How to complete this task — Report each line of the data that has "Global" somewhere in it.

Provided information —

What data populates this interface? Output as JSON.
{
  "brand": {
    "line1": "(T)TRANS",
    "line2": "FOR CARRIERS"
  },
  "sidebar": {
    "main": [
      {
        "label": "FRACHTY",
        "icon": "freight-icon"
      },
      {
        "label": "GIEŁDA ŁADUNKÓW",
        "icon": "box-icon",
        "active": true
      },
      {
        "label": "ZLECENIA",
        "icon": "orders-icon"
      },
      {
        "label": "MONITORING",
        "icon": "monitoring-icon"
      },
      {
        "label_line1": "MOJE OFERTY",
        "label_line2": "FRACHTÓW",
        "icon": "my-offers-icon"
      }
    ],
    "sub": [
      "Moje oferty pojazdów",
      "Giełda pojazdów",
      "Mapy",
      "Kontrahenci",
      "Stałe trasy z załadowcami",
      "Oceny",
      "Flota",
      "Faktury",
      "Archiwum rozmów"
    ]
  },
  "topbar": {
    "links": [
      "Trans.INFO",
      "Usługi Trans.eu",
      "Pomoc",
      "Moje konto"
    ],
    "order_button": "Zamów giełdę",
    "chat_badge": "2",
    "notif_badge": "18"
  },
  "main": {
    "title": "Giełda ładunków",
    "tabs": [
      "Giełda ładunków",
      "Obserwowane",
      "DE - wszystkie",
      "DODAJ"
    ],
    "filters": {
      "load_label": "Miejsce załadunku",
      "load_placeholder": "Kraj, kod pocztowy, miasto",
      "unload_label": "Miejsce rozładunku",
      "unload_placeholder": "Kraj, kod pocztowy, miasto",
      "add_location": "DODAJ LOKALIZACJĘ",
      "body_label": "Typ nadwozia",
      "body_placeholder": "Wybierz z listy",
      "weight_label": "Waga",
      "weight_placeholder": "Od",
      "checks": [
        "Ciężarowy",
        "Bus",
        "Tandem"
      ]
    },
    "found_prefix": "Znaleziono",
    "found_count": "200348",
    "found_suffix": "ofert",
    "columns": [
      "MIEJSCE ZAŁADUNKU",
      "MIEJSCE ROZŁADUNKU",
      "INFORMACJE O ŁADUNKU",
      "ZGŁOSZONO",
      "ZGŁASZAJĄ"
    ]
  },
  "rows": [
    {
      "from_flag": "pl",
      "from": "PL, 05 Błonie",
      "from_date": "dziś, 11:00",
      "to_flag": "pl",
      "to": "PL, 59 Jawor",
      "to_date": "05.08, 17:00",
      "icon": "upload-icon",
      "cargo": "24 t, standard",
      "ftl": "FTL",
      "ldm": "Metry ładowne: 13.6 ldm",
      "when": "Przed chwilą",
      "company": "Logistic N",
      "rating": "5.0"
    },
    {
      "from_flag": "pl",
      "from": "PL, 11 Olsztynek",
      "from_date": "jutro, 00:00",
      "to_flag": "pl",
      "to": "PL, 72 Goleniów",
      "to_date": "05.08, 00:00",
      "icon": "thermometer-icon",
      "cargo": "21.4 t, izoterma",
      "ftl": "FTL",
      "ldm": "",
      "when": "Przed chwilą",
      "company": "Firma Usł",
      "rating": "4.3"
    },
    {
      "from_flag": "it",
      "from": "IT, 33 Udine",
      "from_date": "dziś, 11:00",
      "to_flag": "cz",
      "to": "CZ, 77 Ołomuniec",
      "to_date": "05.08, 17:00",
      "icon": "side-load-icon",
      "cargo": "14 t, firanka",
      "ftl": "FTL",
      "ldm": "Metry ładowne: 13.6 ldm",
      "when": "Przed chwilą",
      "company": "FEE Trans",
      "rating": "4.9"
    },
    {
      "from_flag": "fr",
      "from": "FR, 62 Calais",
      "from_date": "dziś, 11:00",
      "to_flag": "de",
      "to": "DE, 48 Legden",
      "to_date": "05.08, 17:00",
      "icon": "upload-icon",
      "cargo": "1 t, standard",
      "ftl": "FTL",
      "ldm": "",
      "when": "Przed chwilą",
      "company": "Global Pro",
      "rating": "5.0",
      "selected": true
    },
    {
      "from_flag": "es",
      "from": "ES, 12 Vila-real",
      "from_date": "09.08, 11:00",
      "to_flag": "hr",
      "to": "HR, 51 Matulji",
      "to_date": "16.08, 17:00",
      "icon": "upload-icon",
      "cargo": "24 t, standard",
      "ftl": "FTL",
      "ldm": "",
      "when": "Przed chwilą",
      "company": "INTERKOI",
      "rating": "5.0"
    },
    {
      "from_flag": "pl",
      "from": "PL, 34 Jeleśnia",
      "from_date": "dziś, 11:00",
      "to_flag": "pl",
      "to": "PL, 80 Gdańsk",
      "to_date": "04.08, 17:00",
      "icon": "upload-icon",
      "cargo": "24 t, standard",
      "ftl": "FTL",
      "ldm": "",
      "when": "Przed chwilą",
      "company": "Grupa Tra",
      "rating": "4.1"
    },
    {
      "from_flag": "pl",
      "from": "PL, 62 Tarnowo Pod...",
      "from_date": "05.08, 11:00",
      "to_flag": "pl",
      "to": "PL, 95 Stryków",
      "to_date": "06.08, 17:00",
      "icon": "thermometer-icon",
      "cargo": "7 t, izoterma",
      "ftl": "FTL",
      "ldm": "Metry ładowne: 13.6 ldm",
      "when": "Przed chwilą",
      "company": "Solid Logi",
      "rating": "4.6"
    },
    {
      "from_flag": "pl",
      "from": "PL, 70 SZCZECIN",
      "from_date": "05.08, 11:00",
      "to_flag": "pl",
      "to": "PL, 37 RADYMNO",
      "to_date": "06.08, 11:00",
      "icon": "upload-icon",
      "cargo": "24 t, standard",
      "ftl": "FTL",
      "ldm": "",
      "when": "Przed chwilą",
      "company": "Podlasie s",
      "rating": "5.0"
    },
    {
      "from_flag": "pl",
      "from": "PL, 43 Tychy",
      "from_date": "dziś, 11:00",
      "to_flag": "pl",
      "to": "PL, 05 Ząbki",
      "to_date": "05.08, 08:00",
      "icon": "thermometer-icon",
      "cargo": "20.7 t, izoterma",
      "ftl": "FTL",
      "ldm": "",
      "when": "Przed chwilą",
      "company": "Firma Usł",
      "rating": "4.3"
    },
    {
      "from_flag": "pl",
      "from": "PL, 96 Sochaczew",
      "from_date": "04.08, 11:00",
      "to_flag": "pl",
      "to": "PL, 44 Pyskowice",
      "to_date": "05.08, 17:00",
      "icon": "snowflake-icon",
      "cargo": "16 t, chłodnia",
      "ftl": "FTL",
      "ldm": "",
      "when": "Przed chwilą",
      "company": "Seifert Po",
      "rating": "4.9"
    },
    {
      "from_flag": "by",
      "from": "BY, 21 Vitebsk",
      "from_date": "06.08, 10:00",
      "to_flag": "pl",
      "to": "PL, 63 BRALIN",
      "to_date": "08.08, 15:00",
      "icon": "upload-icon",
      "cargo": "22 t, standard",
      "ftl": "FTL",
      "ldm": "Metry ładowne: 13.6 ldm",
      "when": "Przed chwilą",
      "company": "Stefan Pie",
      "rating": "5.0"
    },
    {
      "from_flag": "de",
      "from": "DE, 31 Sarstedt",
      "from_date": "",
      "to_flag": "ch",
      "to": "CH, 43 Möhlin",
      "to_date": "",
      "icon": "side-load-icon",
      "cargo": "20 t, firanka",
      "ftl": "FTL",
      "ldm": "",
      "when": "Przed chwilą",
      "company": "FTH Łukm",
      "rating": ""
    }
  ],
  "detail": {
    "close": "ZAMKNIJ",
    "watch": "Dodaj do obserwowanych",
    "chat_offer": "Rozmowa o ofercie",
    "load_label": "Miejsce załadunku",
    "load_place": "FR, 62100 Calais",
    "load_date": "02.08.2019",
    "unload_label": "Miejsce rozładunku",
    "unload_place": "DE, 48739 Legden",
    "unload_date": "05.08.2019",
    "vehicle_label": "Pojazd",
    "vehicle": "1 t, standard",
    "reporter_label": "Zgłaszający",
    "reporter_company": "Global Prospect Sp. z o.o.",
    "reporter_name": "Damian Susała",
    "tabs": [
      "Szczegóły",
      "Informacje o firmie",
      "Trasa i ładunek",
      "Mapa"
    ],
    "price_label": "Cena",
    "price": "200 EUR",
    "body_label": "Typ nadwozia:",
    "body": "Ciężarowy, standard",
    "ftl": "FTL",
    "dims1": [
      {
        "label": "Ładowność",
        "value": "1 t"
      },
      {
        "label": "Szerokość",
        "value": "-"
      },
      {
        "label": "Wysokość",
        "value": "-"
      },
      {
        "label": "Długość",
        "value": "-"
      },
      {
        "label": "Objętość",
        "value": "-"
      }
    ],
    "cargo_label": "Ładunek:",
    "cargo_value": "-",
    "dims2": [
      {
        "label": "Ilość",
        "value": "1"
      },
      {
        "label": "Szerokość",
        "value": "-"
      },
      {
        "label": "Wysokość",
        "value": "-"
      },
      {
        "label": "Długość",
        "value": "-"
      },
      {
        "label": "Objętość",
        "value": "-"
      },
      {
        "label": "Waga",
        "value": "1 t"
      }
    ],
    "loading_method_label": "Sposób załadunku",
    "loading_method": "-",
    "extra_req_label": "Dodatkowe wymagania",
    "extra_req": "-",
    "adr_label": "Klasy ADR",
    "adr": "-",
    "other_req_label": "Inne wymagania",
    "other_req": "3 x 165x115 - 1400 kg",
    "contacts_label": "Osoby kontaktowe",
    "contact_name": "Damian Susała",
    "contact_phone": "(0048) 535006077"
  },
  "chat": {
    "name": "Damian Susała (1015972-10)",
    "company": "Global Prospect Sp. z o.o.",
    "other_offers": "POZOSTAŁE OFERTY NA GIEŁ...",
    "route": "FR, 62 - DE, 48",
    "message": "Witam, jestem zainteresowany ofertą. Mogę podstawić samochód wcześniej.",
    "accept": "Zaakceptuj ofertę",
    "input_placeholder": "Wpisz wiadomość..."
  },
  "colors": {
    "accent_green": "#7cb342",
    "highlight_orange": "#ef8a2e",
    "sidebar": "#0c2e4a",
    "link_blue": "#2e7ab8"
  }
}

Answer area —
      "company": "Global Pro",
    "reporter_company": "Global Prospect Sp. z o.o.",
    "company": "Global Prospect Sp. z o.o.",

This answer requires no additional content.